TOKYO (Reuters) - Japanese Prime Minister Shinzo Abe's cabinet approved on Thursday a $53 billion extra budget for the current fiscal year to fund stimulus steps announced last week aimed at offsetting the blow from a planned increase in the national sales tax.

The size of the supplementary budget comes to 5.46 trillion yen ($53.3 billion), following a 13.1 trillion yen extra budget compiled in January to stimulate the economy, according to the Ministry of Finance.

The latest budget will bring government spending for fiscal 2013/14, which ends in March, to about 98.1 trillion yen.

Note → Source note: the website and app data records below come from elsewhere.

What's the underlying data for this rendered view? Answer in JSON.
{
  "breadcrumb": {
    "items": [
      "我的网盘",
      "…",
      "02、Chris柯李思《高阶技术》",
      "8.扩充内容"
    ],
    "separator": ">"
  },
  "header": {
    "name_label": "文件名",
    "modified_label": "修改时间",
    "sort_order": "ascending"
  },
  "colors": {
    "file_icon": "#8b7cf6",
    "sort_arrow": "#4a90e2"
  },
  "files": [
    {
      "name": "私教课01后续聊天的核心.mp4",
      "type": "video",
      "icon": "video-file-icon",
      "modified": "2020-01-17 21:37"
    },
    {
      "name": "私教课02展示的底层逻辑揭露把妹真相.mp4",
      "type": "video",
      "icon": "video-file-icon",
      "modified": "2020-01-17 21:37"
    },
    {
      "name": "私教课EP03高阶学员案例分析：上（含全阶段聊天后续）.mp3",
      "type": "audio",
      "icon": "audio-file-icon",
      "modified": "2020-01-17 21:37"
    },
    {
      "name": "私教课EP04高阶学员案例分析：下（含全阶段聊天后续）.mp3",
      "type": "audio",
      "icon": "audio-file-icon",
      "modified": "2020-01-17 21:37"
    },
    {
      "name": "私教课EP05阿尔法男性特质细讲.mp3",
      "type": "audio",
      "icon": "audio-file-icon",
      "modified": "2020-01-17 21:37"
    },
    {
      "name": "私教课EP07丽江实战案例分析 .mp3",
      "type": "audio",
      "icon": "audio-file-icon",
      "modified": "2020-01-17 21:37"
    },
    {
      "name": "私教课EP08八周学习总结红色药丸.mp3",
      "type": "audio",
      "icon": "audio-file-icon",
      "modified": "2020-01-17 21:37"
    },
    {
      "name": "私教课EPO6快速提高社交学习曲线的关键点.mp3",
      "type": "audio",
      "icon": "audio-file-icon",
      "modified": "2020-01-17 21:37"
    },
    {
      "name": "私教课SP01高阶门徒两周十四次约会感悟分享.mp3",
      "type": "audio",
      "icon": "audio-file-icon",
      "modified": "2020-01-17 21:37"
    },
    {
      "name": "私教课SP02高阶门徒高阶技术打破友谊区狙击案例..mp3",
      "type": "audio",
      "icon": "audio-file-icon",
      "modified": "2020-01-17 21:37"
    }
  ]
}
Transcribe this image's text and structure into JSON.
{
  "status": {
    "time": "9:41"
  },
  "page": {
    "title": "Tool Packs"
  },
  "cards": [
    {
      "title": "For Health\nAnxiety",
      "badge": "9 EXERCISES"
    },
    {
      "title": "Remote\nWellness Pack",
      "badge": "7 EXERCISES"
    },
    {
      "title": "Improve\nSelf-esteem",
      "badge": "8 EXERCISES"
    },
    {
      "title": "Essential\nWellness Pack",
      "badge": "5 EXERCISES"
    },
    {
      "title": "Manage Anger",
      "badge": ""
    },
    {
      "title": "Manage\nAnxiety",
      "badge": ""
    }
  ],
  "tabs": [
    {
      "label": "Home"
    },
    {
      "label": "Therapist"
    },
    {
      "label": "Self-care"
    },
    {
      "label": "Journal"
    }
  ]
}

That compares with 100.5 trillion yen earmarked the year before, suggesting that Japan's spending remains expansionary. It underlines the need for Abe to strike a balance between boosting near-term growth and reining in a huge public debt.

The focus will now shift to a draft annual budget for the next fiscal year from April, expected to be compiled on December 24.

"Our major objective is to achieve both rebuilding public finances and revitalizing the economy. OECD and G20 countries are moving in this direction," Finance Minister Taro Aso said.

In its basic policy outline for the initial budget, the government vowed on Thursday to do the utmost to keep fresh bond issuance in fiscal 2014/15 below the current year's level.

Abe's government could face stiff resistance against spending cuts, with budget requests from ministries totaling a record 99.3 trillion yen for fiscal 2014/15.   Continued...

 
Japan's Prime Minister Shinzo Abe speaks during a news conference at his official residence in Tokyo December 9, 2013. REUTERS/Toru Hanai